Pro-active Ecological Restoration can include a number of techniques

frog close up

Frog reflection by Gerry Beetham

Removal of dams and flow-control structures:
Dams and flow-control structures are fish passage barriers and also restrict the flow of water and sediment. By removing these structures, fish are able to move and migrate freely, sediment can move through alluvial systems, and other aquatic organisms can move freely up and downstream. In addition, removal of the impoundments that result from this infrastructure can reduce water temperatures by reducing the surface area of water exposed to high summer air temperatures.

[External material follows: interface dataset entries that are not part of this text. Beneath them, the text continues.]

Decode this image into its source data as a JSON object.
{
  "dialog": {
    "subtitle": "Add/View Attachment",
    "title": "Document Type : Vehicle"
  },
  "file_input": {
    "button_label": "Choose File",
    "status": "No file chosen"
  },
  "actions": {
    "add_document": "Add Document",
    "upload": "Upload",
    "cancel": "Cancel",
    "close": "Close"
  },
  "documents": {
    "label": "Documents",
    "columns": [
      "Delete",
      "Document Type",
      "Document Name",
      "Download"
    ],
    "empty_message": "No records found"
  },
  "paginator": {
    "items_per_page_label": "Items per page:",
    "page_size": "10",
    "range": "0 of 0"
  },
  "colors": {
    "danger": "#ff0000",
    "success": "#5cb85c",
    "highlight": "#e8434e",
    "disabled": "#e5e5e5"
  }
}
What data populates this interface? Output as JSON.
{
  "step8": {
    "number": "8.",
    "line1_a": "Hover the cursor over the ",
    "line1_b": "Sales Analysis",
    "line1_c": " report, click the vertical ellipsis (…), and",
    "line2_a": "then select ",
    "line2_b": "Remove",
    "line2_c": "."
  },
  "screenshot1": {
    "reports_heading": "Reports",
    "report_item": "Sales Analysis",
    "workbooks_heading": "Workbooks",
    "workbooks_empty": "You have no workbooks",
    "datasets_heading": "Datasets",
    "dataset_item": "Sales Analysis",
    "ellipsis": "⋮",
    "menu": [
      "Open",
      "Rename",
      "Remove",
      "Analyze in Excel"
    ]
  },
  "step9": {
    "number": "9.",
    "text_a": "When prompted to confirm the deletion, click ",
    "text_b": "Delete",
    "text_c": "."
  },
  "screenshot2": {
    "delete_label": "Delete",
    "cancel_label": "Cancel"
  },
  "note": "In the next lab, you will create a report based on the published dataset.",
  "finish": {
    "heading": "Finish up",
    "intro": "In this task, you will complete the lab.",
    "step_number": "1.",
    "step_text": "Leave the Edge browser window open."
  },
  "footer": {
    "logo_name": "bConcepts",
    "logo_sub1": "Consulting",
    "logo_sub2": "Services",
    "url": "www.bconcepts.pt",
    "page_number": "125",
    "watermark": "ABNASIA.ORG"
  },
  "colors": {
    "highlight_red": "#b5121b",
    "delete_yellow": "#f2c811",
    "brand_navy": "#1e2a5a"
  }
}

Removal of sand:
The sand that has been placed on the pre-farming wetland surface typically builds up to 1.5-2 feet of thickness over the last 100-150 years. This separates the surface of the bog from the groundwater and the wetland soils. Restoration action can include the removal of this sand to bring the restored wetland surface closer to the water table and the former wetland (or peatland) soils. Another restoration action has included select areas of sand removal to expose the underlying peat and create a lower-elevation area that fills with groundwater and rainwater, thus providing off-channel open-water habitat and feeding opportunities for a variety of dabbling and diving ducks, geese, and swans as well as habitat for turtles, frogs, salamanders, and other wildlife.

Belted Kingfisher on stump

Kingfisher by Gerry Beetham

Channel reconstruction:
On restoration sites that include flow-through river channels, these channels were typically straightened and widened to convey flows efficiently. Restoration actions have included the reconstruction of the channel into a more sinuous planform with a narrower and deeper channel cross-section and large wood installations for habitat and channel bank stability.

Large wood installation:
Large wood, including logs, logs with root wads, and slash (smaller woody material), is beneficial for river channel bank stability, aquatic habitat, and terrestrial habitat. Along the proposed channel alignment, large wood is placed on the outside meander bends where deeper pools will be constructed. These deep pools and cover provided by the root wads of the large wood provide necessary habitat and protection from predators for fish, turtles, and other aquatic organisms. Large wood placed on the margins of ponds and other off-channel open water areas can provide sunning habitat for turtles. Large wood on the wetland surface can provide additional habitat for terrestrial organisms that need large wood for cover.

Constructed microtopography provides a range of soil moisture conditions which in turn increases the diversity of wetland vegetation species. A wetland with a more varied topography and vegetation structure will provide a wider range of nesting/denning, rearing, feeding, and cover habitat. This varied topography also provides robust resiliency to climate change and changes in precipitation levels and thus groundwater levels.


Eastern amberwing dragonfly by Gerry Beetham

Native plantings:
We have observed that native seeds within the sand and underlying peat provide a rapid revegetation response once exposed to the appropriate moisture and sunlight conditions for each species. On recently-constructed restoration sites, researchers have found dozens of species of native plants growing within ~10×10-foot study plots, none of which were actively planted during construction. We often encourage spreading native transitional seed along the margins of the bogs where the bogs slope up to the roads to enhance growth in these areas. We also encourage the active planting of trees and shrubs in certain locations to move those areas along the trajectory of the proposed ecosystem. The trees and shrubs planted will mature to create a forested wetland, providing flood storage and important riparian habitat for mammals, birds, reptiles, and amphibians.

Recreational access:
Many restoration sites are also important open spaces for public enjoyment. While many farmers allowed neighbors and residents to walk around their bogs, and many others did so without permission, many restoration projects provide the opportunity to formalize this recreation and provide maintained trails. These trails may include wheelchair-accessible options, boardwalks across the wetland and river channels, overlooks, educational and, interpretive opportunities, or other amenities.